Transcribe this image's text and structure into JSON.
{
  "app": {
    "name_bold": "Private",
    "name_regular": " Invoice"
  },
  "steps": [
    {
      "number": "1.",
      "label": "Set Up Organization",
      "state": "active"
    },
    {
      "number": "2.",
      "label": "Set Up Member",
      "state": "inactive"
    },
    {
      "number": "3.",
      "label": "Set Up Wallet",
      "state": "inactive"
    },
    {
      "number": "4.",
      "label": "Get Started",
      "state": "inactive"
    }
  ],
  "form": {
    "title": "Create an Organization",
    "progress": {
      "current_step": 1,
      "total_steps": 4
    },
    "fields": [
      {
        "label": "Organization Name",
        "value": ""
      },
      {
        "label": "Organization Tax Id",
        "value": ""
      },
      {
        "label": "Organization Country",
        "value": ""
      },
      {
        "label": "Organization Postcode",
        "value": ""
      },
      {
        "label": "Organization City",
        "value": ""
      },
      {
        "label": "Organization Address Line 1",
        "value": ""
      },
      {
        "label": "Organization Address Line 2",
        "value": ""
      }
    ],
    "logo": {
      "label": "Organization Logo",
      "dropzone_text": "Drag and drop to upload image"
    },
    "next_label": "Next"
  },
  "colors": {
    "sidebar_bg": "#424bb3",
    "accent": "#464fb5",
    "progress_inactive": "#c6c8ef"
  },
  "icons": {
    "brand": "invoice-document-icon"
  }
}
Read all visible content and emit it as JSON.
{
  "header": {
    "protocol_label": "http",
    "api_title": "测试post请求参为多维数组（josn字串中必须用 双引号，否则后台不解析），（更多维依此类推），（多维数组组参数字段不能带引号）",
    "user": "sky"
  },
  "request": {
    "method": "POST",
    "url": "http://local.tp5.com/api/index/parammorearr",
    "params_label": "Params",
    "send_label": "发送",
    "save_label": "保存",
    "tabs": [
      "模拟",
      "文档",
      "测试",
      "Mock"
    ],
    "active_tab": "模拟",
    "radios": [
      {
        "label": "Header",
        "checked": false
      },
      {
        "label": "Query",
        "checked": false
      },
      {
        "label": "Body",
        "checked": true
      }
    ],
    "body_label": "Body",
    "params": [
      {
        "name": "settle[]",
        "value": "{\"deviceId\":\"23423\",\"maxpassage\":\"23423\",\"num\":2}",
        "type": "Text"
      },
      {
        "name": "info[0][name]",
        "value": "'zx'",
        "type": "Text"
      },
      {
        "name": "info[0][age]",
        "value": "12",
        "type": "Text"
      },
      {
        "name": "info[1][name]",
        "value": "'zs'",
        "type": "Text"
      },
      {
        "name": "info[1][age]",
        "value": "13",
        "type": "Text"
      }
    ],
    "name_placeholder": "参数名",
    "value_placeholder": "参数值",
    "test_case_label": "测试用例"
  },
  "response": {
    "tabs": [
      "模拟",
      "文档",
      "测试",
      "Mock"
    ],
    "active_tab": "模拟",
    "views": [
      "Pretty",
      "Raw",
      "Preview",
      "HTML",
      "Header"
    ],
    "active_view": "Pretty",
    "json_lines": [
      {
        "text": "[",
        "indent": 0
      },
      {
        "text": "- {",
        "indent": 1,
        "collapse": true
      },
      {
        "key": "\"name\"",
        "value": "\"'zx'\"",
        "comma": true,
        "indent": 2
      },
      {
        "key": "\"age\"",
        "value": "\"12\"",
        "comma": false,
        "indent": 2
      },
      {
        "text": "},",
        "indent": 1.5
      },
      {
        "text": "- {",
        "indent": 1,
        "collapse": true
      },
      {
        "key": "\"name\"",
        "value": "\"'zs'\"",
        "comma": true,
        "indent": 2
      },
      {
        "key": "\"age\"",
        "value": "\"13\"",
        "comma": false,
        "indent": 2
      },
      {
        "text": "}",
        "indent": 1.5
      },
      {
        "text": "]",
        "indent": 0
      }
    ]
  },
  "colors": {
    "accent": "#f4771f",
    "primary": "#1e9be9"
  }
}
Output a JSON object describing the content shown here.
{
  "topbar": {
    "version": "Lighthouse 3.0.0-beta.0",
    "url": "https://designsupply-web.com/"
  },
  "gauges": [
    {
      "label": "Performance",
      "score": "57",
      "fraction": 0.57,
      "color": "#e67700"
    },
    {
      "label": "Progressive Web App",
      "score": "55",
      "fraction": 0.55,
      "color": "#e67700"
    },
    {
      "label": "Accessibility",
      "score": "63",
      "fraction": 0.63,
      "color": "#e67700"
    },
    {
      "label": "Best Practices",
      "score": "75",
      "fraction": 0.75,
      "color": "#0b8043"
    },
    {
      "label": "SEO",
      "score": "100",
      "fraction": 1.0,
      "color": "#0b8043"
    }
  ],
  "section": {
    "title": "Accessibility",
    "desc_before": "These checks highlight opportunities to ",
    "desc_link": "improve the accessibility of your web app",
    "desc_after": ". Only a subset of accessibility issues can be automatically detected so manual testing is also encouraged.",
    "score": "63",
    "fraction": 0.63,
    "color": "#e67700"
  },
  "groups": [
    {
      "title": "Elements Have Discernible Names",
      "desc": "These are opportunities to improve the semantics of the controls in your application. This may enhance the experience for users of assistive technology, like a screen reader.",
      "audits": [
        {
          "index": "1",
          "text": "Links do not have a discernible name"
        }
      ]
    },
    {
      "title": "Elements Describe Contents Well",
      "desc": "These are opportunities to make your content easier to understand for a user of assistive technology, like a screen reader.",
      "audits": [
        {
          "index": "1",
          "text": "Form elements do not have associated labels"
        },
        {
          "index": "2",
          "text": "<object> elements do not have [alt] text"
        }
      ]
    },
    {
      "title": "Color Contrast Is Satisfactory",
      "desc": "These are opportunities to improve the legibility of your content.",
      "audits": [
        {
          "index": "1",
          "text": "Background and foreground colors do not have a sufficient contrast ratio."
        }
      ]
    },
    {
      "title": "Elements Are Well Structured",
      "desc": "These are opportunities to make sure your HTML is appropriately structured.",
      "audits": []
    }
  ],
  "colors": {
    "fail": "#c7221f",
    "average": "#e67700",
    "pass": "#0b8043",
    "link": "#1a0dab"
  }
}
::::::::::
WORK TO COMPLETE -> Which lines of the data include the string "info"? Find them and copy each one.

OUTPUT FOR THIS EXERCISE ->
        "name": "info[0][name]",
        "name": "info[0][age]",
        "name": "info[1][name]",
        "name": "info[1][age]",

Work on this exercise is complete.